What is needed
The data below must be copied in full and without any change.

Exercise input

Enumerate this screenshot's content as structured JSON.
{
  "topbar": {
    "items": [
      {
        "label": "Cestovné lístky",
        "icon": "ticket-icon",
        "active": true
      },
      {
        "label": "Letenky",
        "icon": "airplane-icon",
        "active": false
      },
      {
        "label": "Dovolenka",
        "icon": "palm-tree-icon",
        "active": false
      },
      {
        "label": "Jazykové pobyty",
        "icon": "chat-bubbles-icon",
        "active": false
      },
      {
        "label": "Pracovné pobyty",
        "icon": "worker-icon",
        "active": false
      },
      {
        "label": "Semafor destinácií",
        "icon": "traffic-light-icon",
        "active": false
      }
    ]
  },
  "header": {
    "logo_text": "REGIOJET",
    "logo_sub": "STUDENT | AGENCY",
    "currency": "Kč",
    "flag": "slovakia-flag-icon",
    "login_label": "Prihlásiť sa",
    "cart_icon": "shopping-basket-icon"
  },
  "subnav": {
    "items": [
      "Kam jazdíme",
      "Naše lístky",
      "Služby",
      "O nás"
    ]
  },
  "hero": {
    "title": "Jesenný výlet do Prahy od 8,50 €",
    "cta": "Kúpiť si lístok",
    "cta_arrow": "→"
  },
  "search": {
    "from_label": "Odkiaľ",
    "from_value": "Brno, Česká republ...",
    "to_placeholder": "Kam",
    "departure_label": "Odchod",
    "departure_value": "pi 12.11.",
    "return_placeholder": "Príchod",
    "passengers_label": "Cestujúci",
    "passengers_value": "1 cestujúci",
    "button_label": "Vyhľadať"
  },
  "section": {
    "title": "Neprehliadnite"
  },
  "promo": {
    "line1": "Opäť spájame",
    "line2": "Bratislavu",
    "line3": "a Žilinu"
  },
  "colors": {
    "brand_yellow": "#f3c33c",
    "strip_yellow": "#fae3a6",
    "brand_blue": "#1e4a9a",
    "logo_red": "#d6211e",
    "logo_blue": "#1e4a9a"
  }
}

Answer to this exercise
Enumerate this screenshot's content as structured JSON.
{
  "topbar": {
    "items": [
      {
        "label": "Cestovné lístky",
        "icon": "ticket-icon",
        "active": true
      },
      {
        "label": "Letenky",
        "icon": "airplane-icon",
        "active": false
      },
      {
        "label": "Dovolenka",
        "icon": "palm-tree-icon",
        "active": false
      },
      {
        "label": "Jazykové pobyty",
        "icon": "chat-bubbles-icon",
        "active": false
      },
      {
        "label": "Pracovné pobyty",
        "icon": "worker-icon",
        "active": false
      },
      {
        "label": "Semafor destinácií",
        "icon": "traffic-light-icon",
        "active": false
      }
    ]
  },
  "header": {
    "logo_text": "REGIOJET",
    "logo_sub": "STUDENT | AGENCY",
    "currency": "Kč",
    "flag": "slovakia-flag-icon",
    "login_label": "Prihlásiť sa",
    "cart_icon": "shopping-basket-icon"
  },
  "subnav": {
    "items": [
      "Kam jazdíme",
      "Naše lístky",
      "Služby",
      "O nás"
    ]
  },
  "hero": {
    "title": "Jesenný výlet do Prahy od 8,50 €",
    "cta": "Kúpiť si lístok",
    "cta_arrow": "→"
  },
  "search": {
    "from_label": "Odkiaľ",
    "from_value": "Brno, Česká republ...",
    "to_placeholder": "Kam",
    "departure_label": "Odchod",
    "departure_value": "pi 12.11.",
    "return_placeholder": "Príchod",
    "passengers_label": "Cestujúci",
    "passengers_value": "1 cestujúci",
    "button_label": "Vyhľadať"
  },
  "section": {
    "title": "Neprehliadnite"
  },
  "promo": {
    "line1": "Opäť spájame",
    "line2": "Bratislavu",
    "line3": "a Žilinu"
  },
  "colors": {
    "brand_yellow": "#f3c33c",
    "strip_yellow": "#fae3a6",
    "brand_blue": "#1e4a9a",
    "logo_red": "#d6211e",
    "logo_blue": "#1e4a9a"
  }
}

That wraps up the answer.